Dr. Takahashi: I think it’s about giving them “good experience.” It's the same with exercise, for example. If you strike out every time you play baseball, you won't be able to practice, but if you get a good hit once every few times, it will “reinforce” you. Therefore, the more successful experiences you have, the more you will learn steadily and improve. If you want to acquire communication skills, it is important to spend fun time with people who you can get along well with or who understand you very well.
I: So, you mean, letting them hang out with their close friends as much as possible?
Dr. Takahashi: Umm… You don’t have to urge this to happen, but you can just let it happen naturally. It is not difficult for children to acquire the basics of communication skills. Even communication between parents and children is a natural part of life, isn’t it?
I: You’re right. As with friends, I think it is important to have good communication between parents and children and give children good experiences in order to provoke the “feelings of fun.”
Dr. Takahashi: That is very important. It can just be a normal communication. You don’t have to be conscious about this. Children learn through normal conversation.
I: (In order to develop children’s communication skills) Parents don’t need to be uptight about "having a good conversation" or "making sure to have a good time.”
Dr. Takahashi: Yes. Even a simple “Hmm” from a parent who doesn’t talk much is fine.

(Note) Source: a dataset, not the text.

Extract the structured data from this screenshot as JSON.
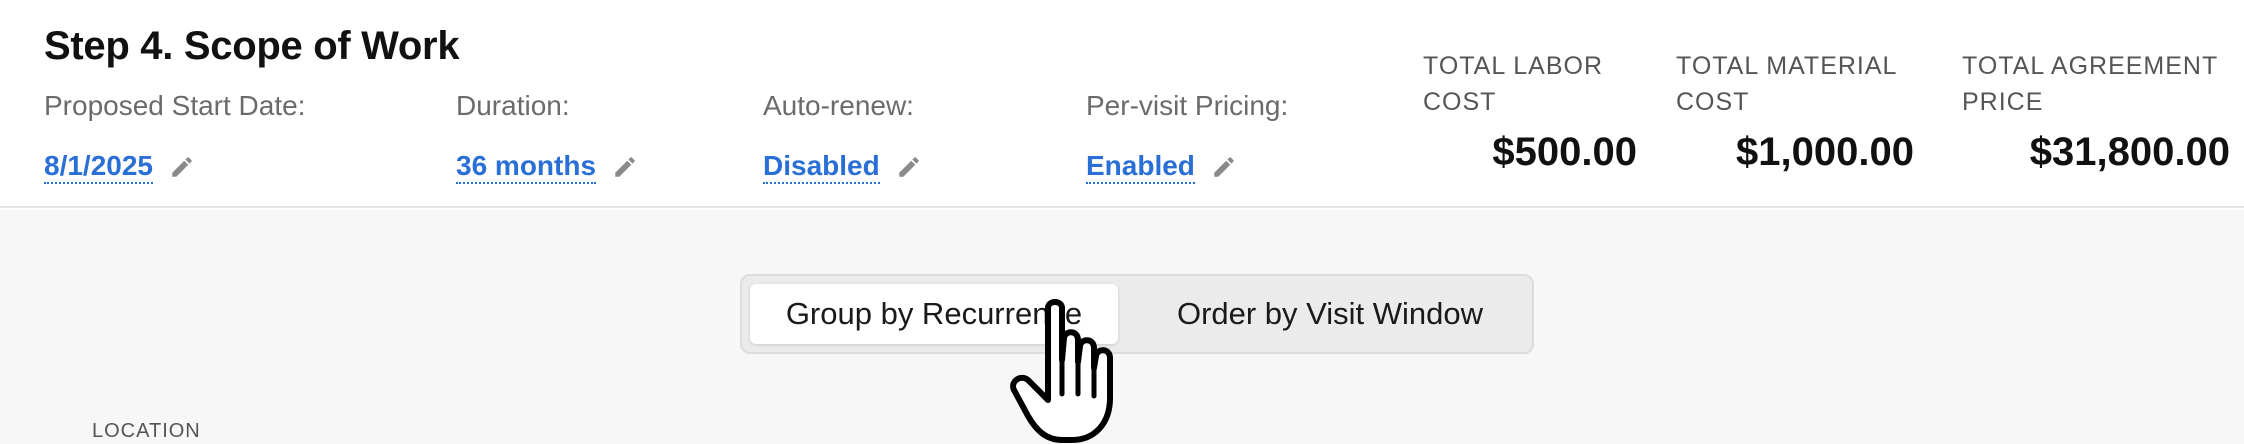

If parents truly care about their children, they don’t have to worry too much about the words they say to their children.
I: I see…I thought that people with good communication skills grew up in a friendly family.
Dr. Takahashi: I think that is not right. Regardless of the way a child communicates, personality is not something that is created during upbringing, but is determined by genetics. Of course they might change according to family environment, but it's best to think of it as just a matter of personality being utilized.
I: I see. My child is only two years old, but he is much more social than I was when I was little, and sometimes I wonder who he looks like. His face looks exactly like mine... Is this really a big part of genetics?
Dr. Takahashi: Maybe you always had a sociable personality but did not show it when you were little. There is also the possibility of mother’s genetics. It is a lot meaningful to have a mixture of genes from both father and mother.
I: I see…I want my child to grow up without losing his sociability if possible.
Dr. Takahashi: There is no problem if you talk to him naturally. In any case, there is an inborn-personality that a child was born with. And this personality affects the ways of communicating. A child who is a bit mischievous prefers to communicate in a violent manner, while a thoughtful child will take a softer approach without taking too much action. However, even if your child is a little mischievous, there is no problem at all as long as they can communicate with other mischievous children, and they will be able to communicate with each other in a more sophisticated way. As a first step, I think nurturing your child's "abilities'' through heart-to-heart communication at home would be nice.
Dr. Takao Takahashi
Keio University School of Medicine, Head Professor of Pediatrics, Medical Doctor specializing in General Pediatrics and Pediatric Neurology
After graduating from Keio University School of Medicine in 1982, Dr. Takahashi served in the Department of Pediatric Neurology at Harvard’s Massachusetts General Hospital and as a neurology lecturer at Harvard Medical School. He returned to Japan in 1994, and has been active as both doctor and professor at Keio University Pediatrics since. His hobby is running, and his best marathon time is 3 hours 7 minutes at the 2016 Tokyo Marathon, earning the nickname of “fastest pediatric professor in Japan.”